Listed entries below:

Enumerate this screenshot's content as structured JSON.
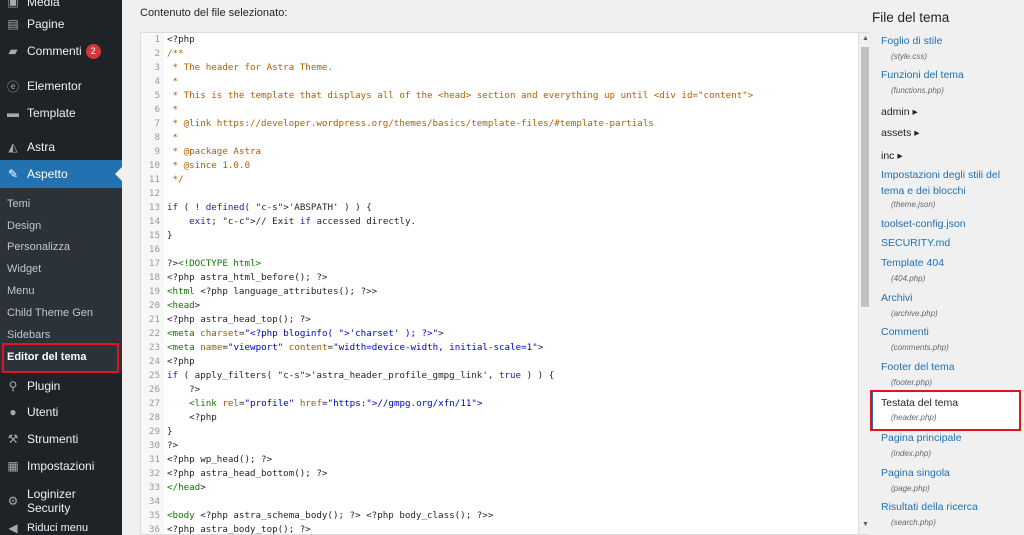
{
  "sidebar": {
    "items": [
      {
        "label": "Media",
        "icon": "media-icon"
      },
      {
        "label": "Pagine",
        "icon": "pages-icon"
      },
      {
        "label": "Commenti",
        "icon": "comments-icon",
        "badge": "2"
      },
      {
        "label": "Elementor",
        "icon": "elementor-icon"
      },
      {
        "label": "Template",
        "icon": "template-folder-icon"
      },
      {
        "label": "Astra",
        "icon": "astra-icon"
      },
      {
        "label": "Aspetto",
        "icon": "appearance-brush-icon"
      },
      {
        "label": "Plugin",
        "icon": "plugin-icon"
      },
      {
        "label": "Utenti",
        "icon": "users-icon"
      },
      {
        "label": "Strumenti",
        "icon": "tools-wrench-icon"
      },
      {
        "label": "Impostazioni",
        "icon": "settings-icon"
      },
      {
        "label": "Loginizer Security",
        "icon": "gear-icon"
      },
      {
        "label": "Riduci menu",
        "icon": "collapse-menu-icon"
      }
    ],
    "submenu": [
      "Temi",
      "Design",
      "Personalizza",
      "Widget",
      "Menu",
      "Child Theme Gen",
      "Sidebars",
      "Editor del tema"
    ]
  },
  "editor": {
    "label": "Contenuto del file selezionato:",
    "lines": [
      "<?php",
      "/**",
      " * The header for Astra Theme.",
      " *",
      " * This is the template that displays all of the <head> section and everything up until <div id=\"content\">",
      " *",
      " * @link https://developer.wordpress.org/themes/basics/template-files/#template-partials",
      " *",
      " * @package Astra",
      " * @since 1.0.0",
      " */",
      "",
      "if ( ! defined( 'ABSPATH' ) ) {",
      "    exit; // Exit if accessed directly.",
      "}",
      "",
      "?><!DOCTYPE html>",
      "<?php astra_html_before(); ?>",
      "<html <?php language_attributes(); ?>>",
      "<head>",
      "<?php astra_head_top(); ?>",
      "<meta charset=\"<?php bloginfo( 'charset' ); ?>\">",
      "<meta name=\"viewport\" content=\"width=device-width, initial-scale=1\">",
      "<?php",
      "if ( apply_filters( 'astra_header_profile_gmpg_link', true ) ) {",
      "    ?>",
      "    <link rel=\"profile\" href=\"https://gmpg.org/xfn/11\">",
      "    <?php",
      "}",
      "?>",
      "<?php wp_head(); ?>",
      "<?php astra_head_bottom(); ?>",
      "</head>",
      "",
      "<body <?php astra_schema_body(); ?> <?php body_class(); ?>>",
      "<?php astra_body_top(); ?>"
    ]
  },
  "files": {
    "title": "File del tema",
    "entries": [
      {
        "name": "Foglio di stile",
        "sub": "(style.css)",
        "type": "file"
      },
      {
        "name": "Funzioni del tema",
        "sub": "(functions.php)",
        "type": "file"
      },
      {
        "name": "admin ▸",
        "type": "folder"
      },
      {
        "name": "assets ▸",
        "type": "folder"
      },
      {
        "name": "inc ▸",
        "type": "folder"
      },
      {
        "name": "Impostazioni degli stili del tema e dei blocchi",
        "sub": "(theme.json)",
        "type": "file"
      },
      {
        "name": "toolset-config.json",
        "type": "file"
      },
      {
        "name": "SECURITY.md",
        "type": "file"
      },
      {
        "name": "Template 404",
        "sub": "(404.php)",
        "type": "file"
      },
      {
        "name": "Archivi",
        "sub": "(archive.php)",
        "type": "file"
      },
      {
        "name": "Commenti",
        "sub": "(comments.php)",
        "type": "file"
      },
      {
        "name": "Footer del tema",
        "sub": "(footer.php)",
        "type": "file"
      },
      {
        "name": "Testata del tema",
        "sub": "(header.php)",
        "type": "file",
        "selected": true
      },
      {
        "name": "Pagina principale",
        "sub": "(index.php)",
        "type": "file"
      },
      {
        "name": "Pagina singola",
        "sub": "(page.php)",
        "type": "file"
      },
      {
        "name": "Risultati della ricerca",
        "sub": "(search.php)",
        "type": "file"
      }
    ]
  },
  "colors": {
    "sidebar_bg": "#1d2327",
    "active_bg": "#2271b1",
    "link": "#2271b1",
    "highlight_box": "#e0141e"
  }
}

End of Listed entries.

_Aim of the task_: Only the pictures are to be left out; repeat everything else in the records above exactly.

_Response area_:
Enumerate this screenshot's content as structured JSON.
{
  "sidebar": {
    "items": [
      {
        "label": "Media",
        "icon": "media-icon"
      },
      {
        "label": "Pagine",
        "icon": "pages-icon"
      },
      {
        "label": "Commenti",
        "icon": "comments-icon",
        "badge": "2"
      },
      {
        "label": "Elementor",
        "icon": "elementor-icon"
      },
      {
        "label": "Template",
        "icon": "template-folder-icon"
      },
      {
        "label": "Astra",
        "icon": "astra-icon"
      },
      {
        "label": "Aspetto",
        "icon": "appearance-brush-icon"
      },
      {
        "label": "Plugin",
        "icon": "plugin-icon"
      },
      {
        "label": "Utenti",
        "icon": "users-icon"
      },
      {
        "label": "Strumenti",
        "icon": "tools-wrench-icon"
      },
      {
        "label": "Impostazioni",
        "icon": "settings-icon"
      },
      {
        "label": "Loginizer Security",
        "icon": "gear-icon"
      },
      {
        "label": "Riduci menu",
        "icon": "collapse-menu-icon"
      }
    ],
    "submenu": [
      "Temi",
      "Design",
      "Personalizza",
      "Widget",
      "Menu",
      "Child Theme Gen",
      "Sidebars",
      "Editor del tema"
    ]
  },
  "editor": {
    "label": "Contenuto del file selezionato:",
    "lines": [
      "<?php",
      "/**",
      " * The header for Astra Theme.",
      " *",
      " * This is the template that displays all of the <head> section and everything up until <div id=\"content\">",
      " *",
      " * @link https://developer.wordpress.org/themes/basics/template-files/#template-partials",
      " *",
      " * @package Astra",
      " * @since 1.0.0",
      " */",
      "",
      "if ( ! defined( 'ABSPATH' ) ) {",
      "    exit; // Exit if accessed directly.",
      "}",
      "",
      "?><!DOCTYPE html>",
      "<?php astra_html_before(); ?>",
      "<html <?php language_attributes(); ?>>",
      "<head>",
      "<?php astra_head_top(); ?>",
      "<meta charset=\"<?php bloginfo( 'charset' ); ?>\">",
      "<meta name=\"viewport\" content=\"width=device-width, initial-scale=1\">",
      "<?php",
      "if ( apply_filters( 'astra_header_profile_gmpg_link', true ) ) {",
      "    ?>",
      "    <link rel=\"profile\" href=\"https://gmpg.org/xfn/11\">",
      "    <?php",
      "}",
      "?>",
      "<?php wp_head(); ?>",
      "<?php astra_head_bottom(); ?>",
      "</head>",
      "",
      "<body <?php astra_schema_body(); ?> <?php body_class(); ?>>",
      "<?php astra_body_top(); ?>"
    ]
  },
  "files": {
    "title": "File del tema",
    "entries": [
      {
        "name": "Foglio di stile",
        "sub": "(style.css)",
        "type": "file"
      },
      {
        "name": "Funzioni del tema",
        "sub": "(functions.php)",
        "type": "file"
      },
      {
        "name": "admin ▸",
        "type": "folder"
      },
      {
        "name": "assets ▸",
        "type": "folder"
      },
      {
        "name": "inc ▸",
        "type": "folder"
      },
      {
        "name": "Impostazioni degli stili del tema e dei blocchi",
        "sub": "(theme.json)",
        "type": "file"
      },
      {
        "name": "toolset-config.json",
        "type": "file"
      },
      {
        "name": "SECURITY.md",
        "type": "file"
      },
      {
        "name": "Template 404",
        "sub": "(404.php)",
        "type": "file"
      },
      {
        "name": "Archivi",
        "sub": "(archive.php)",
        "type": "file"
      },
      {
        "name": "Commenti",
        "sub": "(comments.php)",
        "type": "file"
      },
      {
        "name": "Footer del tema",
        "sub": "(footer.php)",
        "type": "file"
      },
      {
        "name": "Testata del tema",
        "sub": "(header.php)",
        "type": "file",
        "selected": true
      },
      {
        "name": "Pagina principale",
        "sub": "(index.php)",
        "type": "file"
      },
      {
        "name": "Pagina singola",
        "sub": "(page.php)",
        "type": "file"
      },
      {
        "name": "Risultati della ricerca",
        "sub": "(search.php)",
        "type": "file"
      }
    ]
  },
  "colors": {
    "sidebar_bg": "#1d2327",
    "active_bg": "#2271b1",
    "link": "#2271b1",
    "highlight_box": "#e0141e"
  }
}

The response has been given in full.